#### Information shown ####

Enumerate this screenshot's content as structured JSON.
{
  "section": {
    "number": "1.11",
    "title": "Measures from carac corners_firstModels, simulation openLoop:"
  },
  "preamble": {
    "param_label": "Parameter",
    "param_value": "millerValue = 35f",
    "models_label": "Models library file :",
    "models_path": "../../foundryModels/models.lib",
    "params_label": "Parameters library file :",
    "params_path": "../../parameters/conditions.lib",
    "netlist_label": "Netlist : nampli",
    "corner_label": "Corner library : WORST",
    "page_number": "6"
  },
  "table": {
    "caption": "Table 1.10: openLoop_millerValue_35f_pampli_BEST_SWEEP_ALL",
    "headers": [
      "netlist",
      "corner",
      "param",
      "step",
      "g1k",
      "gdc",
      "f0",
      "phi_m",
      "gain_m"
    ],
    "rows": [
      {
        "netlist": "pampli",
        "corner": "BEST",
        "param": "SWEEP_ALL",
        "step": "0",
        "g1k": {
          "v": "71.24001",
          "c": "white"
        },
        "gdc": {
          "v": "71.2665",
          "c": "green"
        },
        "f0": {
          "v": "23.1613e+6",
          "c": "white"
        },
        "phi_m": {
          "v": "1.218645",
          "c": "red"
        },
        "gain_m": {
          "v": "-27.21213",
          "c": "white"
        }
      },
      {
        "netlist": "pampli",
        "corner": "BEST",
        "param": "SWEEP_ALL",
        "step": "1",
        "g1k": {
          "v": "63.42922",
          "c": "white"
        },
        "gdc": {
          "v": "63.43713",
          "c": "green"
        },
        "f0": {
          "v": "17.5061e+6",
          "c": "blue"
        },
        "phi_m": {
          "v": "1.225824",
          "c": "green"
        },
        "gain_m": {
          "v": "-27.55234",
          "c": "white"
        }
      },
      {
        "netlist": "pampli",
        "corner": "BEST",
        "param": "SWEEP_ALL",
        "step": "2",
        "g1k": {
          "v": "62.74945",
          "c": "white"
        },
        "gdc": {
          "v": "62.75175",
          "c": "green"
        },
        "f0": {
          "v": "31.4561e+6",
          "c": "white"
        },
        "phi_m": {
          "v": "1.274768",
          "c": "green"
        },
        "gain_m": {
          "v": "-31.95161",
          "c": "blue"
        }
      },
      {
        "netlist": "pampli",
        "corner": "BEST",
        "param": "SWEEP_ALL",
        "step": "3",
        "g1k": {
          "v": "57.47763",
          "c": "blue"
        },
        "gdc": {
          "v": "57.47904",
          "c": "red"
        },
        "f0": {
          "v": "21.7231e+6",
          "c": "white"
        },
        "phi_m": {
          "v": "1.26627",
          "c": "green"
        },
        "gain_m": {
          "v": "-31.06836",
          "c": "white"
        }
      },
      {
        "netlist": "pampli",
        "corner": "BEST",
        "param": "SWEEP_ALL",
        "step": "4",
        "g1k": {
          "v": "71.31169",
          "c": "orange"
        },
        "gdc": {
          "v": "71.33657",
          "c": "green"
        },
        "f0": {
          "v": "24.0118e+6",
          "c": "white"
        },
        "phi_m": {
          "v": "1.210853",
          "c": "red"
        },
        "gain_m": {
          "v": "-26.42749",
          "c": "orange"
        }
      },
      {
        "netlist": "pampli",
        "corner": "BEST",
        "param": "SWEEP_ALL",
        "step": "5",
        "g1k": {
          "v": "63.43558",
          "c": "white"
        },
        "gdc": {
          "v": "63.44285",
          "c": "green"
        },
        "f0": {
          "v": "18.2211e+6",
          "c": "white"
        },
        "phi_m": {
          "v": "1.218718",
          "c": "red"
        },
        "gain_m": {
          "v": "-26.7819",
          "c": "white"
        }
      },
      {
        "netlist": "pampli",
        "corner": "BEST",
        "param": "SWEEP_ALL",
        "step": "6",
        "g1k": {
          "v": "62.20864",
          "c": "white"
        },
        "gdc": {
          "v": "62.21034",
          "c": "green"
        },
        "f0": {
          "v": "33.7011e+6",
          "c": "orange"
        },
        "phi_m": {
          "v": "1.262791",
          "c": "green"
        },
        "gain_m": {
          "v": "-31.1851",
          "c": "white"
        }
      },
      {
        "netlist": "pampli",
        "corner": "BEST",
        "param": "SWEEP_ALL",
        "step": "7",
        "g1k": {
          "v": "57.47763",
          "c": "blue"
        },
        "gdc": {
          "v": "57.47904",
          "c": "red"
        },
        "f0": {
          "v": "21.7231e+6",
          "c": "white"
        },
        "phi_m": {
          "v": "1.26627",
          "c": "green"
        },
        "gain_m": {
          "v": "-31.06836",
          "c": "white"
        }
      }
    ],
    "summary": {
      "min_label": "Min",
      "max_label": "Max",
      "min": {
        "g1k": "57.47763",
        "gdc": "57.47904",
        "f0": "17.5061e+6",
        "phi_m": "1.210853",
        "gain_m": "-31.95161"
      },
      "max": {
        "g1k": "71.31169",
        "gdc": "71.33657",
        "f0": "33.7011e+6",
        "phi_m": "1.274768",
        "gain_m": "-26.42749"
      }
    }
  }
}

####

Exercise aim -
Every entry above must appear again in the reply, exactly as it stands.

Solution -
Enumerate this screenshot's content as structured JSON.
{
  "section": {
    "number": "1.11",
    "title": "Measures from carac corners_firstModels, simulation openLoop:"
  },
  "preamble": {
    "param_label": "Parameter",
    "param_value": "millerValue = 35f",
    "models_label": "Models library file :",
    "models_path": "../../foundryModels/models.lib",
    "params_label": "Parameters library file :",
    "params_path": "../../parameters/conditions.lib",
    "netlist_label": "Netlist : nampli",
    "corner_label": "Corner library : WORST",
    "page_number": "6"
  },
  "table": {
    "caption": "Table 1.10: openLoop_millerValue_35f_pampli_BEST_SWEEP_ALL",
    "headers": [
      "netlist",
      "corner",
      "param",
      "step",
      "g1k",
      "gdc",
      "f0",
      "phi_m",
      "gain_m"
    ],
    "rows": [
      {
        "netlist": "pampli",
        "corner": "BEST",
        "param": "SWEEP_ALL",
        "step": "0",
        "g1k": {
          "v": "71.24001",
          "c": "white"
        },
        "gdc": {
          "v": "71.2665",
          "c": "green"
        },
        "f0": {
          "v": "23.1613e+6",
          "c": "white"
        },
        "phi_m": {
          "v": "1.218645",
          "c": "red"
        },
        "gain_m": {
          "v": "-27.21213",
          "c": "white"
        }
      },
      {
        "netlist": "pampli",
        "corner": "BEST",
        "param": "SWEEP_ALL",
        "step": "1",
        "g1k": {
          "v": "63.42922",
          "c": "white"
        },
        "gdc": {
          "v": "63.43713",
          "c": "green"
        },
        "f0": {
          "v": "17.5061e+6",
          "c": "blue"
        },
        "phi_m": {
          "v": "1.225824",
          "c": "green"
        },
        "gain_m": {
          "v": "-27.55234",
          "c": "white"
        }
      },
      {
        "netlist": "pampli",
        "corner": "BEST",
        "param": "SWEEP_ALL",
        "step": "2",
        "g1k": {
          "v": "62.74945",
          "c": "white"
        },
        "gdc": {
          "v": "62.75175",
          "c": "green"
        },
        "f0": {
          "v": "31.4561e+6",
          "c": "white"
        },
        "phi_m": {
          "v": "1.274768",
          "c": "green"
        },
        "gain_m": {
          "v": "-31.95161",
          "c": "blue"
        }
      },
      {
        "netlist": "pampli",
        "corner": "BEST",
        "param": "SWEEP_ALL",
        "step": "3",
        "g1k": {
          "v": "57.47763",
          "c": "blue"
        },
        "gdc": {
          "v": "57.47904",
          "c": "red"
        },
        "f0": {
          "v": "21.7231e+6",
          "c": "white"
        },
        "phi_m": {
          "v": "1.26627",
          "c": "green"
        },
        "gain_m": {
          "v": "-31.06836",
          "c": "white"
        }
      },
      {
        "netlist": "pampli",
        "corner": "BEST",
        "param": "SWEEP_ALL",
        "step": "4",
        "g1k": {
          "v": "71.31169",
          "c": "orange"
        },
        "gdc": {
          "v": "71.33657",
          "c": "green"
        },
        "f0": {
          "v": "24.0118e+6",
          "c": "white"
        },
        "phi_m": {
          "v": "1.210853",
          "c": "red"
        },
        "gain_m": {
          "v": "-26.42749",
          "c": "orange"
        }
      },
      {
        "netlist": "pampli",
        "corner": "BEST",
        "param": "SWEEP_ALL",
        "step": "5",
        "g1k": {
          "v": "63.43558",
          "c": "white"
        },
        "gdc": {
          "v": "63.44285",
          "c": "green"
        },
        "f0": {
          "v": "18.2211e+6",
          "c": "white"
        },
        "phi_m": {
          "v": "1.218718",
          "c": "red"
        },
        "gain_m": {
          "v": "-26.7819",
          "c": "white"
        }
      },
      {
        "netlist": "pampli",
        "corner": "BEST",
        "param": "SWEEP_ALL",
        "step": "6",
        "g1k": {
          "v": "62.20864",
          "c": "white"
        },
        "gdc": {
          "v": "62.21034",
          "c": "green"
        },
        "f0": {
          "v": "33.7011e+6",
          "c": "orange"
        },
        "phi_m": {
          "v": "1.262791",
          "c": "green"
        },
        "gain_m": {
          "v": "-31.1851",
          "c": "white"
        }
      },
      {
        "netlist": "pampli",
        "corner": "BEST",
        "param": "SWEEP_ALL",
        "step": "7",
        "g1k": {
          "v": "57.47763",
          "c": "blue"
        },
        "gdc": {
          "v": "57.47904",
          "c": "red"
        },
        "f0": {
          "v": "21.7231e+6",
          "c": "white"
        },
        "phi_m": {
          "v": "1.26627",
          "c": "green"
        },
        "gain_m": {
          "v": "-31.06836",
          "c": "white"
        }
      }
    ],
    "summary": {
      "min_label": "Min",
      "max_label": "Max",
      "min": {
        "g1k": "57.47763",
        "gdc": "57.47904",
        "f0": "17.5061e+6",
        "phi_m": "1.210853",
        "gain_m": "-31.95161"
      },
      "max": {
        "g1k": "71.31169",
        "gdc": "71.33657",
        "f0": "33.7011e+6",
        "phi_m": "1.274768",
        "gain_m": "-26.42749"
      }
    }
  }
}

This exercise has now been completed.